THE PROBLEM. Every line that contains the word "text" should be copied from the records below.
#### MATERIAL TO PROCESS
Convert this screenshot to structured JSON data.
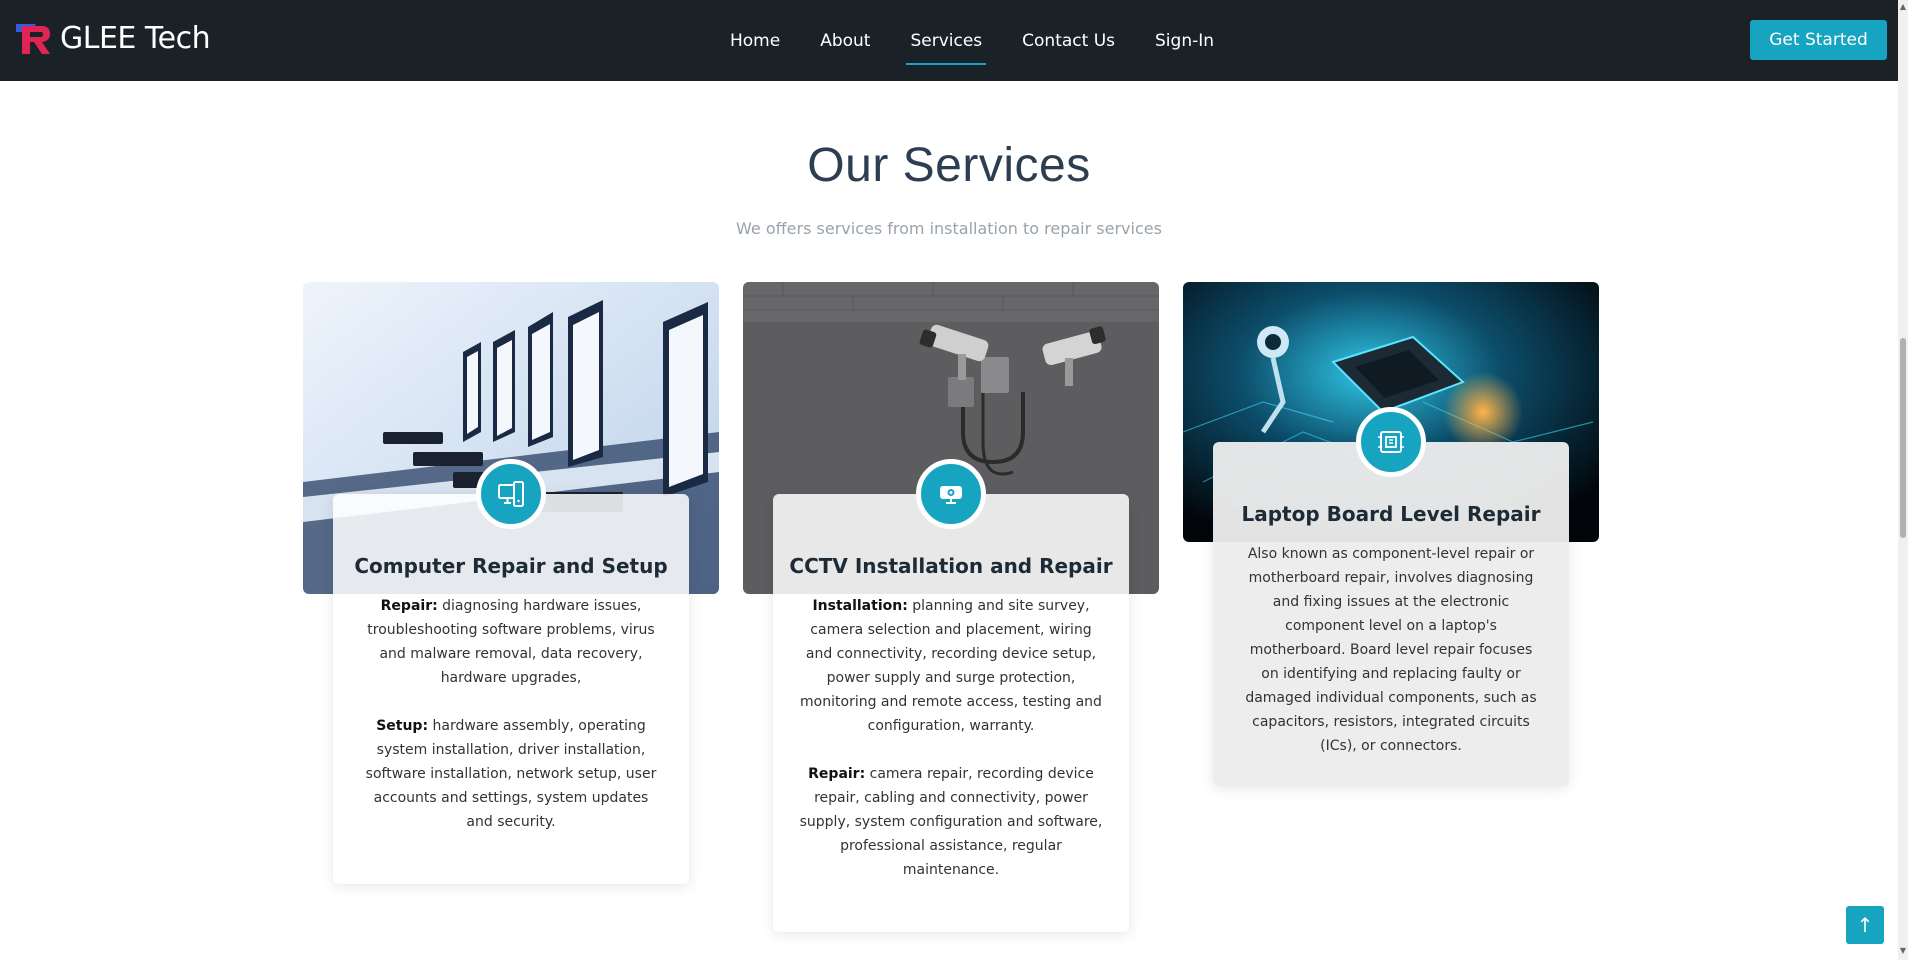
{
  "brand": {
    "name": "GLEE Tech"
  },
  "nav": [
    {
      "label": "Home"
    },
    {
      "label": "About"
    },
    {
      "label": "Services",
      "active": true
    },
    {
      "label": "Contact Us"
    },
    {
      "label": "Sign-In"
    }
  ],
  "header": {
    "cta_label": "Get Started"
  },
  "section": {
    "title": "Our Services",
    "subtitle": "We offers services from installation to repair services"
  },
  "services": [
    {
      "title": "Computer Repair and Setup",
      "icon": "computer-icon",
      "image": "computer-lab-image",
      "paragraphs": [
        {
          "bold": "Repair:",
          "text": " diagnosing hardware issues, troubleshooting software problems, virus and malware removal, data recovery, hardware upgrades,"
        },
        {
          "bold": "Setup:",
          "text": " hardware assembly, operating system installation, driver installation, software installation, network setup, user accounts and settings, system updates and security."
        }
      ]
    },
    {
      "title": "CCTV Installation and Repair",
      "icon": "cctv-icon",
      "image": "cctv-cameras-image",
      "paragraphs": [
        {
          "bold": "Installation:",
          "text": " planning and site survey, camera selection and placement, wiring and connectivity, recording device setup, power supply and surge protection, monitoring and remote access, testing and configuration, warranty."
        },
        {
          "bold": "Repair:",
          "text": " camera repair, recording device repair, cabling and connectivity, power supply, system configuration and software, professional assistance, regular maintenance."
        }
      ]
    },
    {
      "title": "Laptop Board Level Repair",
      "icon": "circuit-board-icon",
      "image": "circuit-board-image",
      "paragraphs": [
        {
          "bold": "",
          "text": "Also known as component-level repair or motherboard repair, involves diagnosing and fixing issues at the electronic component level on a laptop's motherboard. Board level repair focuses on identifying and replacing faulty or damaged individual components, such as capacitors, resistors, integrated circuits (ICs), or connectors."
        }
      ]
    }
  ],
  "colors": {
    "accent": "#16a4c1",
    "header_bg": "#1b2227",
    "title": "#2c3e50"
  },
  "back_to_top_icon": "arrow-up-icon"
}
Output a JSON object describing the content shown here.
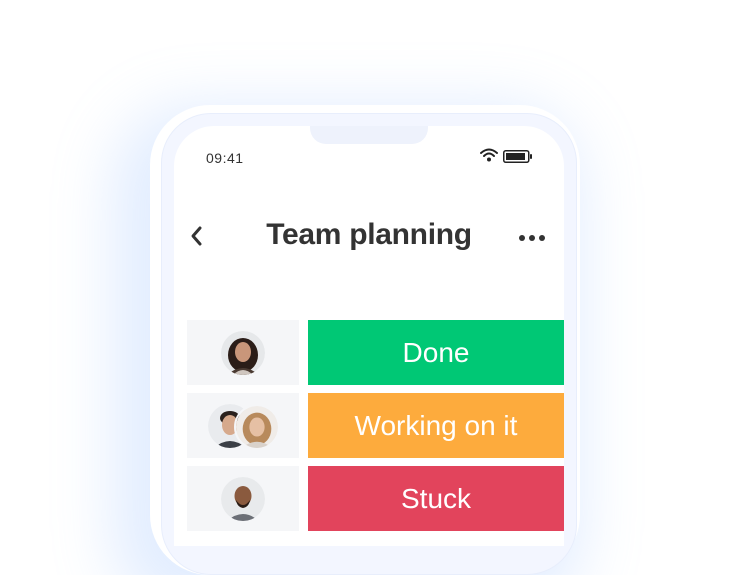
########
ANSWER TO THIS EXERCISE.
          "text": " diagnosing hardware issues, troubleshooting software problems, virus and malware removal, data recovery, hardware upgrades,"
          "text": " hardware assembly, operating system installation, driver installation, software installation, network setup, user accounts and settings, system updates and security."
          "text": " planning and site survey, camera selection and placement, wiring and connectivity, recording device setup, power supply and surge protection, monitoring and remote access, testing and configuration, warranty."
          "text": " camera repair, recording device repair, cabling and connectivity, power supply, system configuration and software, professional assistance, regular maintenance."
          "text": "Also known as component-level repair or motherboard repair, involves diagnosing and fixing issues at the electronic component level on a laptop's motherboard. Board level repair focuses on identifying and replacing faulty or damaged individual components, such as capacitors, resistors, integrated circuits (ICs), or connectors."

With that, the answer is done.